“If the only tool in your toolbox is a hammer, you’ll approach every problem as if it were a nail.”
That is why I like to use some unusual “tools” on my grill like my wok. It keeps my creativity fired up (I know, bad pun).
Woks may seem a bit unconventional for the grill but actually woks were originally designed for and used with fiery hot coals. You can do this recipe inside on your stove but I like to wok and roll on the grill. I call stir frying on the grill “stir firing”.
Thai Cashew Nut Pork
Source: Nibble Me This
1 pork tenderloin, silver skin removed
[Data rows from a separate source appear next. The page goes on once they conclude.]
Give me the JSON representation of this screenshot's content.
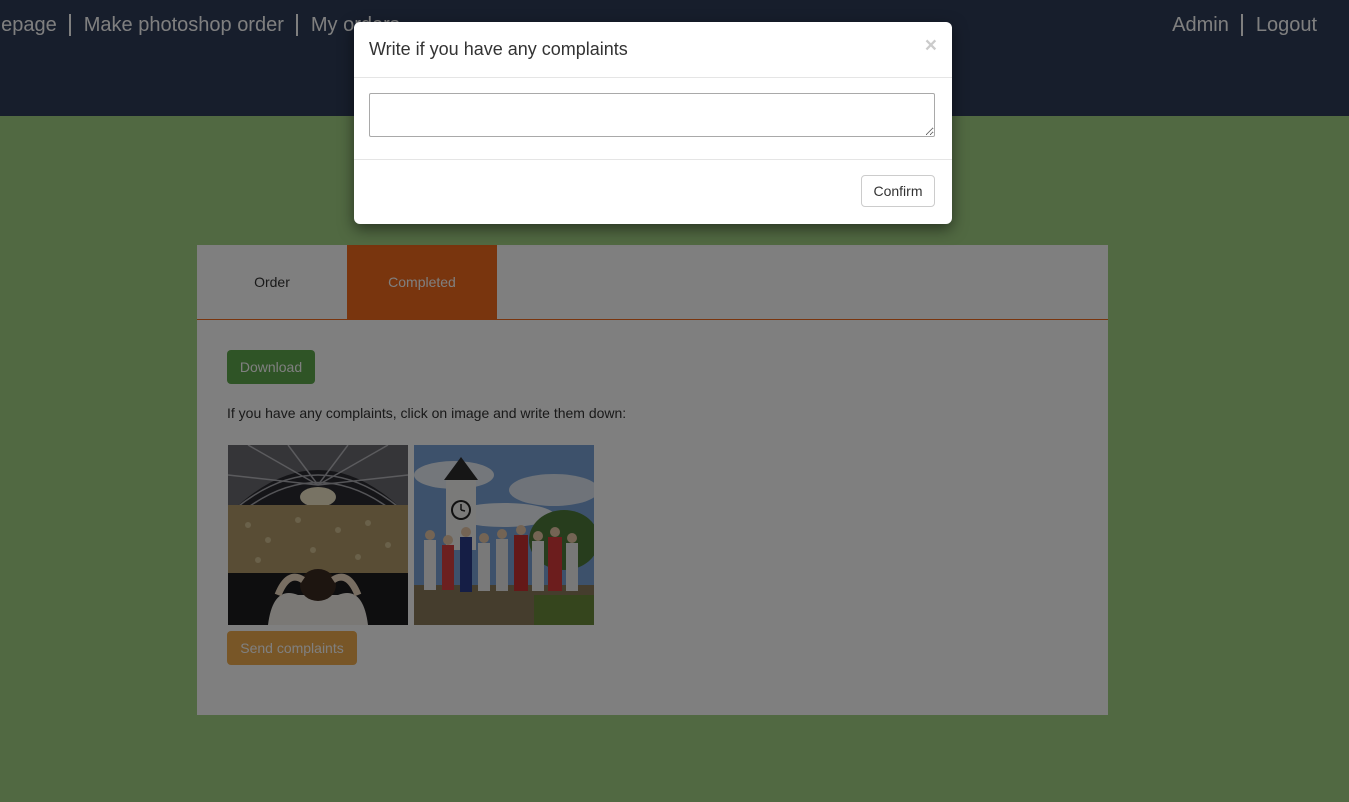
{
  "nav": {
    "left_items": [
      "nepage",
      "Make photoshop order",
      "My orders"
    ],
    "right_items": [
      "Admin",
      "Logout"
    ]
  },
  "tabs": [
    {
      "label": "Order",
      "active": false
    },
    {
      "label": "Completed",
      "active": true
    }
  ],
  "content": {
    "download_label": "Download",
    "instructions": "If you have any complaints, click on image and write them down:",
    "images": [
      {
        "subject": "concert-crowd-photo"
      },
      {
        "subject": "clock-tower-group-photo"
      }
    ],
    "send_label": "Send complaints"
  },
  "modal": {
    "title": "Write if you have any complaints",
    "close_symbol": "×",
    "textarea_value": "",
    "confirm_label": "Confirm"
  },
  "colors": {
    "navbar": "#2f3d59",
    "background": "#a2d384",
    "accent_tab": "#f26b1d",
    "download_button": "#5fa84c",
    "send_button": "#f0ad4e"
  }
}
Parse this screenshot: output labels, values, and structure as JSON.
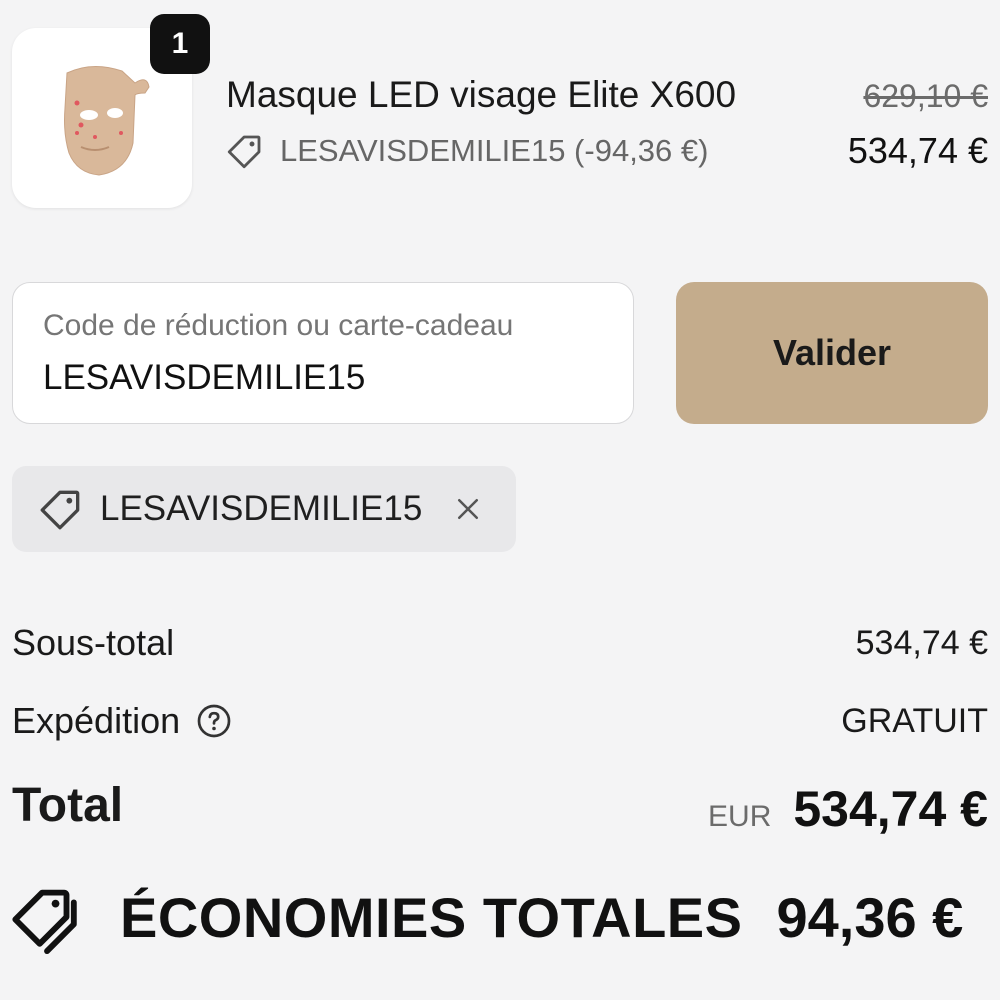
{
  "product": {
    "quantity": "1",
    "name": "Masque LED visage Elite X600",
    "discount_line": "LESAVISDEMILIE15 (-94,36 €)",
    "price_original": "629,10 €",
    "price_current": "534,74 €"
  },
  "discount_form": {
    "label": "Code de réduction ou carte-cadeau",
    "value": "LESAVISDEMILIE15",
    "button_label": "Valider"
  },
  "applied_code": {
    "code": "LESAVISDEMILIE15"
  },
  "summary": {
    "subtotal_label": "Sous-total",
    "subtotal_value": "534,74 €",
    "shipping_label": "Expédition",
    "shipping_value": "GRATUIT",
    "total_label": "Total",
    "total_currency": "EUR",
    "total_value": "534,74 €"
  },
  "savings": {
    "label": "ÉCONOMIES TOTALES",
    "value": "94,36 €"
  },
  "icons": {
    "product_image": "led-face-mask-image",
    "tag": "tag-icon",
    "remove": "close-icon",
    "help": "question-circle-icon",
    "savings": "tags-icon"
  },
  "colors": {
    "background": "#f4f4f5",
    "button": "#c4ac8c",
    "badge": "#111111",
    "chip": "#e8e8ea",
    "mask": "#d9b89a"
  }
}
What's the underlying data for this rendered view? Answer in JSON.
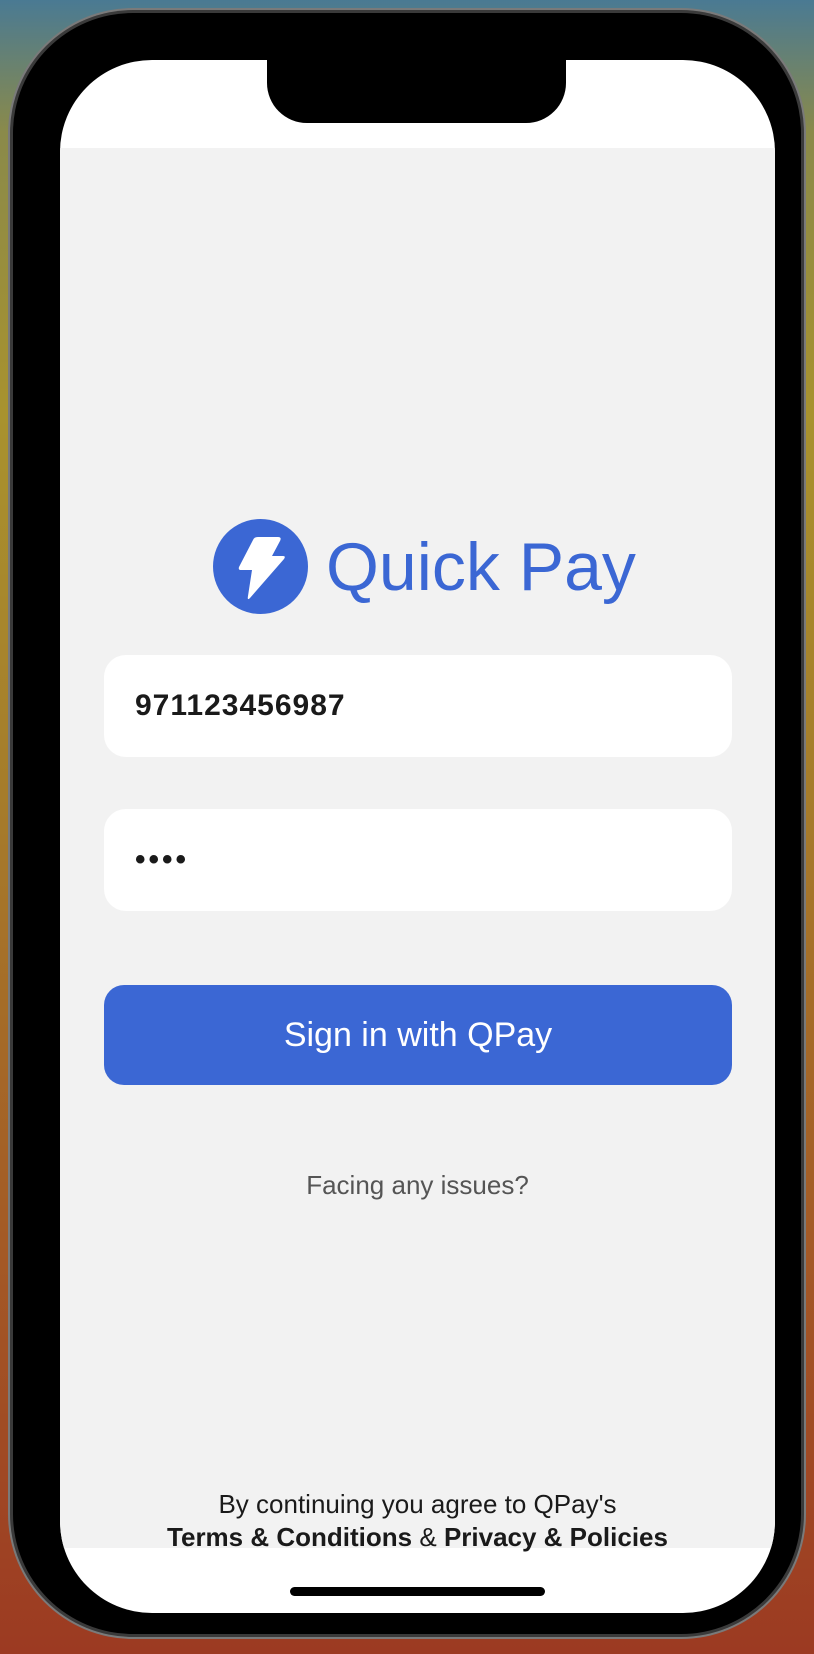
{
  "app": {
    "name": "Quick Pay",
    "brand_color": "#3b67d4",
    "logo_icon": "lightning-bolt-icon"
  },
  "form": {
    "phone_value": "971123456987",
    "password_value": "••••",
    "sign_in_label": "Sign in with QPay",
    "help_link": "Facing any issues?"
  },
  "footer": {
    "agree_text": "By continuing you agree to QPay's",
    "terms_link": "Terms & Conditions",
    "joiner": "&",
    "privacy_link": "Privacy & Policies"
  }
}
1 tsp sesame oil
2 tsp vegetable oil
1 onion, cut into 1/2” wedges
1 bell pepper, cut into slices (I like to use 1/3rd each of red, yellow and green just for color)
1 cayenne pepper, seeded and finely chopped (substitute a serrano, jalapeno, etc)
1 Tbsp ginger, peeled and finely diced
1 Tbsp garlic, peeled and finely diced
1 loosely packed cup of fresh basil leaves, stems removed and cut in half
2 Tbsp soy sauce
2 Tbsp fish sauce
¼ cup chicken stock
1 Tbsp sugar
2 Tbsp cold water
1 Tbsp corn starch
¼ cup unsalted roasted cashews
Slice the pork tenderloin into thin strips about 1” x 2” x 1/4” like this….
Prepare your grill to medium hot (400f) and preheat your wok. Then add the oils, let heat for another minute and “stir fire” the pork. You might need to do this in two small batches instead of one big batch to avoid over crowding the wok. (A crowded wok does not rock….it only steams and simmers.)
Cook for about 4-6 minutes until browned. Remove to a plate and tent with foil. Add the peppers and onions to the grill, “stir firing” 2 minutes.
Add the ginger, garlic and basil, tossing for another 1-2 minutes.
Stir in the soy sauce, fish sauce, stock, and sugar, cooking for another minute. While that is going on, whisk the water and starch together to form a slurry. Add to the wok.
Move the meat and veggies to the cooler sloped edges of the wok to let the liquids form a simmering hot tub in the center of the wok. Let simmer for 2 minutes or so until thickened.
Add the cashews and toss the mix together again one last time. Serve with sweet jasamine rice.
There’s a lot of boisterous flavors in this dish but they all work together. With the cashew only being added at the end, you might wonder why it gets named in the title. It brings not only a taste to balance the spicy dish but also a crisp texture.